Cook has previously voiced his support for stricter laws protecting internet privacy. In October he called for a "comprehensive federal privacy law."

The issue has brought many tech companies, such as Facebook and Google, under greater scrutiny. Apple last month began allowing customers to download copies of all the data it holds on them.

Read more here.


BUT MOST PEOPLE DON'T BELIEVE GOVERNMENT WILL DO ENOUGH: More than half of Americans are concerned that the government will not go far enough in regulating U.S. technology companies, a poll released Monday found.

A SurveyMonkey poll conducted for "Axios on HBO" found that 55 percent of respondents believe the federal government will not do enough to regulate big technology firms, up 15 percentage points from a year ago.

But the poll found that 40 percent of those surveyed are concerned that the government will actually go too far in restricting tech companies.

Fifty-nine percent of respondents said social media companies need to be regulated in some form because they actively encourage people to be on their mobile devices, while 39 percent said additional regulation of those platforms is not needed. 

Read more here.


SLASHIN AWAY?: Apple has slashed production orders for all three of its newest iPhone models, The Wall Street Journal reports.

People familiar with the situational told the Journal that unexpectedly low demand led the company to cut production. The move reportedly frustrated executive Apple suppliers and workers.

Lower-than-expected demand has hit the iPhone XR particularly hard, causing Apple to slash its production plan by up to a third of about 70 million units in late October, people familiar with the matter told the Journal.

Over the last week, the company told several suppliers to cut the production plan for the iPhone XR again.

Apple declined to comment to the Journal. The Hill has reached out to confirm the report with the company.

Last week, iPhone suppliers such as Qorvo Inc., Lumentum Holdings Inc. and Japan Display Inc. cut quarterly profit estimates, citing a drop in orders that had been placed previously by a large customer.

Apple was not identified in the announcement, but makes up a third to half of those companies' revenue, the Journal reports, citing filings and estimates.

Read more here.


CUOMO DEFENDS DEAL WITH AMAZON: New York Gov. Andrew Cuomo (D) is pushing back against claims that New York "gave" Amazon $1 billion to lure the retail giant's second headquarters to a location in Queens.

"The New York Post, which is representative of extreme conservatives, says essentially that New York 'gave Amazon $1 billion,' " Cuomo wrote in an op-ed published Monday. "Their argument is factually baseless.

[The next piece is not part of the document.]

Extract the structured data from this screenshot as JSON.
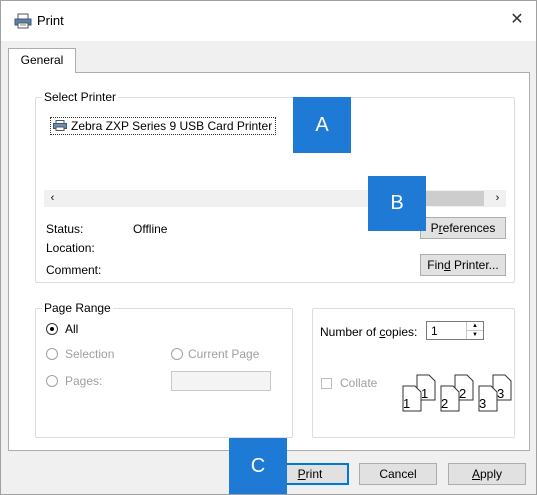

"New York State and New York City gave Amazon nothing."

He wrote that New York agreed to reduce the $1 billion Amazon was projected to pay the government by about $100 million.

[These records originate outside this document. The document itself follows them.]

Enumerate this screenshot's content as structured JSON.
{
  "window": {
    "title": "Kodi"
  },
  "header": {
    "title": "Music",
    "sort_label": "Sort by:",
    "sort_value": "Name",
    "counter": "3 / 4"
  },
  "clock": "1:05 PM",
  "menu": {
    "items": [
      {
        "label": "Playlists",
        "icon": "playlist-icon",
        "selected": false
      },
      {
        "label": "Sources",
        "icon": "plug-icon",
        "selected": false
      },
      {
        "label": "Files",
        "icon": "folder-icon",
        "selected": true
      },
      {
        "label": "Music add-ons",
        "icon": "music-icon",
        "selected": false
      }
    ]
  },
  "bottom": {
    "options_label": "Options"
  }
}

"New York doesn't give Amazon $100 million. Amazon gives New York $900 million." 

Read more here.


OCASIO-CORTEZ TEARS INTO FACEBOOK: Rep.-elect Alexandria Ocasio-Cortez (D-N.Y.) on Monday ripped Facebook for failing to prevent the spread of misinformation on its platform, specifically referring to a meme that falsely attributed an inflammatory quote to her colleague Rep.-elect Ilhan Omar (D-Minn.).

The meme, which reportedly originated on Facebook, claimed that Omar once said, "I think all white men should be put in chains as slaves because they will never submit to Islam."

According to the fact-checker Politifact, there is no proof that Omar, one of the first two Muslim-American women elected to Congress, ever said this. 

Read more here.


AN OP-ED TO CHEW ON: Privacy legislation could provide common ground for the newly divided Congress.


A LIGHTER CLICK: It is a real danger.



The founder of Buzzfeed wants to merge with other publishers to counteract Facebook. (The New York Times)

Why innovation isn't dead in Silicon Valley, according to this tech expert. (The Washington Post)

Outlook for traditional TV goes from bad to worse. (The Wall Street Journal)

This is your mind on garbage. (Axios)

The forgotten legend of Silicon Valley's flying saucer man. (Bloomberg)